By then, Spadina had also been built. It was laid out as a wide avenue by William Warren Baldwin, a doctor and lawyer who also designed Osgoode Hall and would play a leading role in the political struggle for Canadian democracy. He had just built a brand new house on his sprawling country estate; it stood on the hill above Davenport: the original Spadina House. Baldwin had the grand avenue carved out of the forest south of his home in order to get a better view of the lake. The estate, the house and the new road would all be given the same name: Spadina. It's an Anglicized version of an Ojibwe word: "Ishpadinaa" ("a place on a hill").

So it was when Baldwin built his avenue in the 1820s that the intersection of Queen & Spadina was first created...  [continue reading this post from June 23, 2015]
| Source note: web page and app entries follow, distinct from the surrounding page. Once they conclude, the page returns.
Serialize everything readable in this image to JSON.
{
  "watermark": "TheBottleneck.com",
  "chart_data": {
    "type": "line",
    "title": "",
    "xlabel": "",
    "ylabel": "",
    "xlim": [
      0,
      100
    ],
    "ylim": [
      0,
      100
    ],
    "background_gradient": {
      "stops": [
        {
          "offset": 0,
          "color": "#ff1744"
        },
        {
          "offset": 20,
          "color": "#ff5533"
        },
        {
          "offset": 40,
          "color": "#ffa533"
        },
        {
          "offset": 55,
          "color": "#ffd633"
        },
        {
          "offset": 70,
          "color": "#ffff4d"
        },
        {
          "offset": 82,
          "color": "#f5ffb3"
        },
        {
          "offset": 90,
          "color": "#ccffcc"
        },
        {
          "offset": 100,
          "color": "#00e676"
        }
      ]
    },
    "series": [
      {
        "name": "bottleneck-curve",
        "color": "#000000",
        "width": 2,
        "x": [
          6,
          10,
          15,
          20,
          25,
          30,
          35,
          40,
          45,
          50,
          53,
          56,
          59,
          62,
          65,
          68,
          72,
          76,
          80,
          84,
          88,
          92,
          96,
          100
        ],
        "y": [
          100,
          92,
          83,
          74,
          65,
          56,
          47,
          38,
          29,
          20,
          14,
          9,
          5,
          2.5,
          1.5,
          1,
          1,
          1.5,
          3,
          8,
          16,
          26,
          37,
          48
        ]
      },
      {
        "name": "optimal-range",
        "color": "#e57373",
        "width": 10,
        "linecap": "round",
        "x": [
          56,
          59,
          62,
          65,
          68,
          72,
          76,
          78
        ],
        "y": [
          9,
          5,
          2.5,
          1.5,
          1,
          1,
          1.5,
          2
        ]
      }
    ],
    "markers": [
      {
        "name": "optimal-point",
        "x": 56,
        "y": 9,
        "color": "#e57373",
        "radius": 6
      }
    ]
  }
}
Toronto's Rebel Mayor & His Pirate Admiral
William Lyon Mackenzie ran for his life. His rebellion had failed. It was a disaster. His rebel army was crushed on Yonge Street. His headquarters at Montgomery's Tavern were burned to the ground north of Eglinton. Some of his men were already dead. Others would soon be hanged for treason. Just a few years earlier, Mackenzie had been the first Mayor of Toronto. Now, he was the city's most wanted fugitive. The Lieutenant Governor was offering a £1000 reward for his capture. So Mackenzie was forced to flee the city he loved, smuggled through the countryside by his supporters as gangs of angry Loyalists searched for him. He ran all the way south to Niagara, getting rowed across the river just a few minutes ahead of the men who had come to arrest him. He was lucky to escape Canada with his life. He would spend the next decade living in exile.

But Mackenzie wasn't ready to give up. Not yet. His failed rebellion in Toronto was just the beginning. Now, he and his supporters would launch a war against the British government in Canada, hoping a series of bloody border raids would spark a full-scale democratic revolution. It would last a year — for pretty much all of 1838. We call it the Patriot War.
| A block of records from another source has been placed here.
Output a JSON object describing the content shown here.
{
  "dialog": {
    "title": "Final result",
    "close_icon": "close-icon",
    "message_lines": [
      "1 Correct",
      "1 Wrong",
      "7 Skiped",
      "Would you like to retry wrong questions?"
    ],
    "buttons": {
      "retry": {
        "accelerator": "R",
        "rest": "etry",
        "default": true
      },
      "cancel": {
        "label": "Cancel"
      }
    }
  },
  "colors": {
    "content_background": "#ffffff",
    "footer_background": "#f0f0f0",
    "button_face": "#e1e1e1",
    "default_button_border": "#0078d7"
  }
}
And the rebel's admiral in that war was a man by the name of Pirate Bill Johnston... [continue reading this post from July 8, 2015]    


John Graves Simcoe, Napoleon Bonaparte & The Politics of Horseshit
This is a photo of horse shit. But it's not just any photo of horse shit. This horse shit is on Woodbury Common — a beautiful patch of heathland in the English countryside. And with horse shit on Woodbury Common, you can tell a story about the founder of Toronto — John Graves Simcoe — and about a man who challenged him to a duel over that dung.
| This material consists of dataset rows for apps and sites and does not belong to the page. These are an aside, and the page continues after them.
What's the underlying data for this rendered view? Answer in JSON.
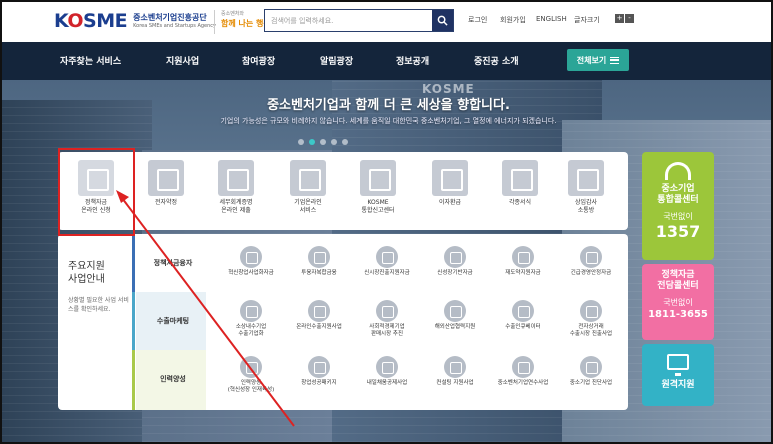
{
  "header": {
    "logo_mark": "KOSME",
    "logo_kor": "중소벤처기업진흥공단",
    "logo_eng": "Korea SMEs and Startups Agency",
    "slogan_small": "중소벤처와",
    "slogan_big": "함께 나는 행복",
    "search_placeholder": "검색어를 입력하세요.",
    "login": "로그인",
    "join": "회원가입",
    "english": "ENGLISH",
    "font_size": "글자크기",
    "font_plus": "+",
    "font_minus": "-"
  },
  "nav": {
    "items": [
      "자주찾는 서비스",
      "지원사업",
      "참여광장",
      "알림광장",
      "정보공개",
      "중진공 소개"
    ],
    "all": "전체보기"
  },
  "hero": {
    "sign": "KOSME",
    "title": "중소벤처기업과 함께 더 큰 세상을 향합니다.",
    "subtitle": "기업의 가능성은 규모와 비례하지 않습니다. 세계를 움직일 대한민국 중소벤처기업, 그 열정에 에너지가 되겠습니다."
  },
  "quick": [
    {
      "label": "정책자금\n온라인 신청",
      "icon": "mouse-icon"
    },
    {
      "label": "전자약정",
      "icon": "monitor-icon"
    },
    {
      "label": "세무회계증명\n온라인 제출",
      "icon": "document-icon"
    },
    {
      "label": "기업온라인\n서비스",
      "icon": "building-icon"
    },
    {
      "label": "KOSME\n통합신고센터",
      "icon": "bell-icon"
    },
    {
      "label": "이자환급",
      "icon": "money-icon"
    },
    {
      "label": "각종서식",
      "icon": "folder-icon"
    },
    {
      "label": "상임감사\n소통방",
      "icon": "chat-icon"
    }
  ],
  "side": {
    "call_title": "중소기업\n통합콜센터",
    "call_sub": "국번없이",
    "call_num": "1357",
    "policy_title": "정책자금\n전담콜센터",
    "policy_sub": "국번없이",
    "policy_num": "1811-3655",
    "remote": "원격지원"
  },
  "main": {
    "title": "주요지원\n사업안내",
    "desc": "상황별 필요한 사업 서비스를 확인하세요.",
    "rows": [
      {
        "category": "정책자금융자",
        "items": [
          "혁신창업사업화자금",
          "투융자복합금융",
          "신시장진출지원자금",
          "신성장기반자금",
          "재도약지원자금",
          "긴급경영안정자금"
        ]
      },
      {
        "category": "수출마케팅",
        "items": [
          "소상내수기업\n수출기업화",
          "온라인수출지원사업",
          "사회적경제기업\n판매시장 추진",
          "해외산업협력지원",
          "수출인큐베이터",
          "전자상거래\n수출시장 진출사업"
        ]
      },
      {
        "category": "인력양성",
        "items": [
          "인력양성\n(혁신성장 인재육성)",
          "창업성공패키지",
          "내일채움공제사업",
          "컨설팅 지원사업",
          "중소벤처기업연수사업",
          "중소기업 진단사업"
        ]
      }
    ]
  },
  "colors": {
    "navy": "#14253b",
    "teal": "#2ba597",
    "green": "#9cc63a",
    "pink": "#f26fa3",
    "cyan": "#33b2c6",
    "annotation": "#dd2222"
  }
}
This was a few years after Simcoe founded Toronto. He'd come back home to England by then, returning to his country in a deeply troubled time. England was at war with France... [continue reading this post from August 3, 2015]


The Beaver Wars & Toronto in the 1600s
1687. A year of war and famine on the shores of Lake Ontario. That summer, on a night in early July, an army camped near the mouth of the Rouge River, at the very eastern edge of what's now the city of Toronto. A few thousand men — professional soldiers from France, militia from Québec and their First Nations allies — feasted on venison before bed. They were tired, finally heading home at the end of a bloody campaign against the Seneca.

Their war was driven by a fashion trend. Far on the other side of the Atlantic, in the cobblestone capitals of Europe, hats made of beaver felt were all the rage. The demand had already driven European beavers to the brink of extinction. Now, the furriers turned to the Americas to feed their ravenous sartorial appetite. The competition over the slaughter of the large, aquatic rodents plunged the Great Lakes into more than a century of bloodshed and violence. By the end of the 1600s, a series of conflicts had been raging for decades on end. Thousands of warriors fought bloody battles over control of the fur trade. They called them the Beaver Wars.... [continue reading this post from December 16, 2015]